In 2017, Alaska introduced Premium Class aboard it’s Boeing 737 Fleet. The product promised early boarding, 4” of extra legroom, elevated snacks and complimentary alcoholic beverages. In addition, Mileage Plan Elites would be eligible for free upgrades - others can purchase these seats at an additional cost. After its acquisition of Virgin America, these same standards migrated over to the Airbus Fleet - some of whom are retrofit, while others are simply a rebrand of what was once Main Cabin Select.
We booked this flight as part of a longer three leg journey from Chicago to Portland, Portland to Los Angeles, and Los Angeles back to Chicago as a means of maximizing the value of the annual Companion Pass that’s a perk of my Alaska Airlines VISA Card. As such, the combined total of our two tickets, including the Companion Pass, was $576.99 - coming to a total of $288.49 per person, or $96.16 per flight - a great value in my book! To maximize Alaska Mileage Plan Miles, which are some of the most valuable in the industry, we booked using my Alaska Airlines VISA card netting three miles per dollar and a total of 1,731 miles.
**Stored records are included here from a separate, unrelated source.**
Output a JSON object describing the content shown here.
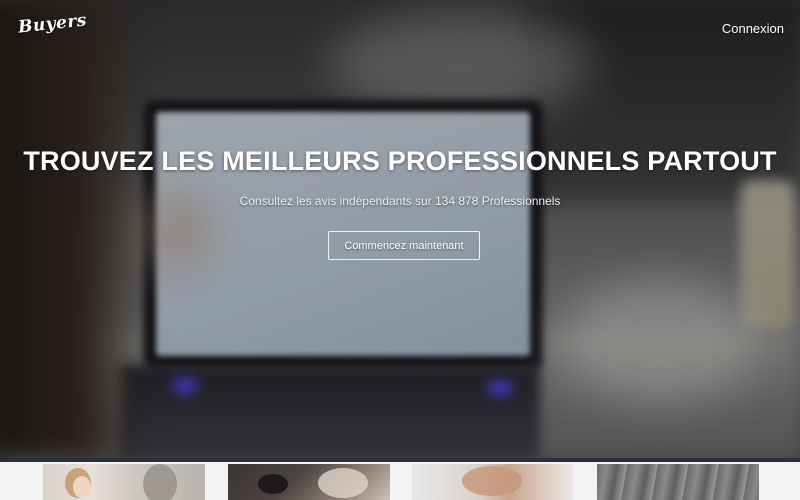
{
  "header": {
    "logo_text": "Buyers",
    "login_label": "Connexion"
  },
  "hero": {
    "title": "TROUVEZ LES MEILLEURS PROFESSIONNELS PARTOUT",
    "subtitle": "Consultez les avis indépendants sur 134 878 Professionnels",
    "cta_label": "Commencez maintenant"
  },
  "thumbnails": [
    {
      "name": "family-photo-thumbnail"
    },
    {
      "name": "hand-tool-thumbnail"
    },
    {
      "name": "hand-desk-thumbnail"
    },
    {
      "name": "fabric-texture-thumbnail"
    }
  ],
  "colors": {
    "hero_text": "#ffffff",
    "strip_border": "#2c2f3a",
    "strip_background": "#f3f3f3"
  }
}
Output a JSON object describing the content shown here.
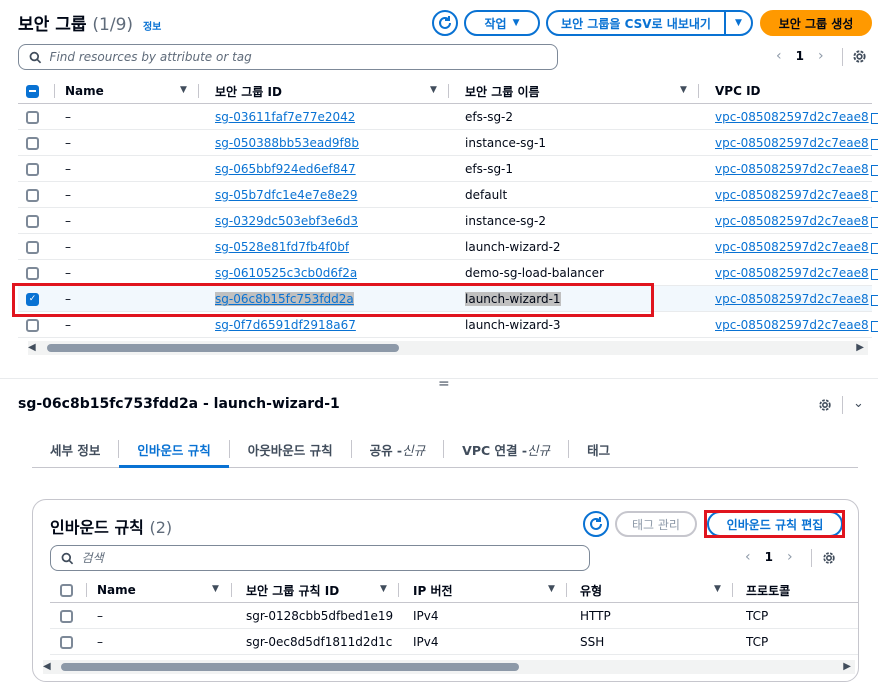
{
  "header": {
    "title": "보안 그룹",
    "count": "(1/9)",
    "info": "정보",
    "actions_label": "작업",
    "export_label": "보안 그룹을 CSV로 내보내기",
    "create_label": "보안 그룹 생성"
  },
  "search": {
    "placeholder": "Find resources by attribute or tag"
  },
  "pager": {
    "page": "1"
  },
  "table": {
    "columns": [
      "Name",
      "보안 그룹 ID",
      "보안 그룹 이름",
      "VPC ID"
    ],
    "rows": [
      {
        "name": "–",
        "id": "sg-03611faf7e77e2042",
        "group_name": "efs-sg-2",
        "vpc": "vpc-085082597d2c7eae8",
        "selected": false
      },
      {
        "name": "–",
        "id": "sg-050388bb53ead9f8b",
        "group_name": "instance-sg-1",
        "vpc": "vpc-085082597d2c7eae8",
        "selected": false
      },
      {
        "name": "–",
        "id": "sg-065bbf924ed6ef847",
        "group_name": "efs-sg-1",
        "vpc": "vpc-085082597d2c7eae8",
        "selected": false
      },
      {
        "name": "–",
        "id": "sg-05b7dfc1e4e7e8e29",
        "group_name": "default",
        "vpc": "vpc-085082597d2c7eae8",
        "selected": false
      },
      {
        "name": "–",
        "id": "sg-0329dc503ebf3e6d3",
        "group_name": "instance-sg-2",
        "vpc": "vpc-085082597d2c7eae8",
        "selected": false
      },
      {
        "name": "–",
        "id": "sg-0528e81fd7fb4f0bf",
        "group_name": "launch-wizard-2",
        "vpc": "vpc-085082597d2c7eae8",
        "selected": false
      },
      {
        "name": "–",
        "id": "sg-0610525c3cb0d6f2a",
        "group_name": "demo-sg-load-balancer",
        "vpc": "vpc-085082597d2c7eae8",
        "selected": false
      },
      {
        "name": "–",
        "id": "sg-06c8b15fc753fdd2a",
        "group_name": "launch-wizard-1",
        "vpc": "vpc-085082597d2c7eae8",
        "selected": true
      },
      {
        "name": "–",
        "id": "sg-0f7d6591df2918a67",
        "group_name": "launch-wizard-3",
        "vpc": "vpc-085082597d2c7eae8",
        "selected": false
      }
    ]
  },
  "detail": {
    "title": "sg-06c8b15fc753fdd2a - launch-wizard-1",
    "tabs": [
      {
        "label": "세부 정보",
        "active": false
      },
      {
        "label": "인바운드 규칙",
        "active": true
      },
      {
        "label": "아웃바운드 규칙",
        "active": false
      },
      {
        "label": "공유 -",
        "suffix": "신규",
        "active": false
      },
      {
        "label": "VPC 연결 -",
        "suffix": "신규",
        "active": false
      },
      {
        "label": "태그",
        "active": false
      }
    ]
  },
  "inbound": {
    "title": "인바운드 규칙",
    "count": "(2)",
    "manage_tags_label": "태그 관리",
    "edit_label": "인바운드 규칙 편집",
    "search_placeholder": "검색",
    "page": "1",
    "columns": [
      "Name",
      "보안 그룹 규칙 ID",
      "IP 버전",
      "유형",
      "프로토콜"
    ],
    "rows": [
      {
        "name": "–",
        "rule_id": "sgr-0128cbb5dfbed1e19",
        "ip_version": "IPv4",
        "type": "HTTP",
        "protocol": "TCP"
      },
      {
        "name": "–",
        "rule_id": "sgr-0ec8d5df1811d2d1c",
        "ip_version": "IPv4",
        "type": "SSH",
        "protocol": "TCP"
      }
    ]
  },
  "colors": {
    "link": "#0972d3",
    "primary": "#ff9900",
    "highlight_box": "#e0141e"
  },
  "icons": [
    "refresh-icon",
    "caret-down-icon",
    "search-icon",
    "chevron-left-icon",
    "chevron-right-icon",
    "settings-icon",
    "external-link-icon",
    "chevron-down-icon"
  ]
}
In addition, this leg of the journey earned 1,745 base miles and 873 MVP bonus miles for a total of 2,618 miles.
When headed to the Lone Star State, why not fly with the product of it - Southwest Airlines? From Chicago, Southwest operates exclusively out of Chicago Midway, the city’s secondary airport, and while not nearly as large as O’Hare International it has enough traffic to have earned the moniker “the busiest square mile in the world.”
As with all Southwest flights, we booked directly with the airline on www.southwest.com - Southwest is not bookable through any online travel agents and will typically not show up in travel search engines such as Google Flights. Given this was a family trip, we booked utilizing my parents' stash of Rapid Rewards Points that they had accrued through the opening of a new Southwest Rapid Rewards Premier VISA Card - long a contender for my wallet as well.
In looking for a proper flight back from a hybrid New Year’s Eve and Conference speaking trip, I was immediately struck by how high rates were to fly back to Chicago on New Year’s Day. That’s when it dawned on me, this is a perfect opportunity to make use of the stockpile of points that I’d been collecting! When poking around investigating our options, we found that we could snag a First Class fare on Delta for just a smidge more than in the Main Cabin, and thus we landed a seat on our flight home!
Booking a flight on New Year’s Day is no small feat. Passenger demand is high, and so are rates - which is how we arrived at using points to book this flight. We booked our award flights through Virgin Atlantic’s Flying Club by transferring Chase Ultimate Rewards points at a 1:1 ratio. Each ticket came out to 22,500 Virgin Atlantic Flying Club Miles - valued at $337, which we viewed as a steal since this was less than the cash rate in Main Cabin, and far lower than the four figure price that First Class was going for. I already had miles in my Virgin Atlantic account, so I only had to top it off with 14,000 Miles - meaning my flight really only cost $210! We completed the transaction through Virgin Atlantic, then migrated over to Delta’s site to select our seats.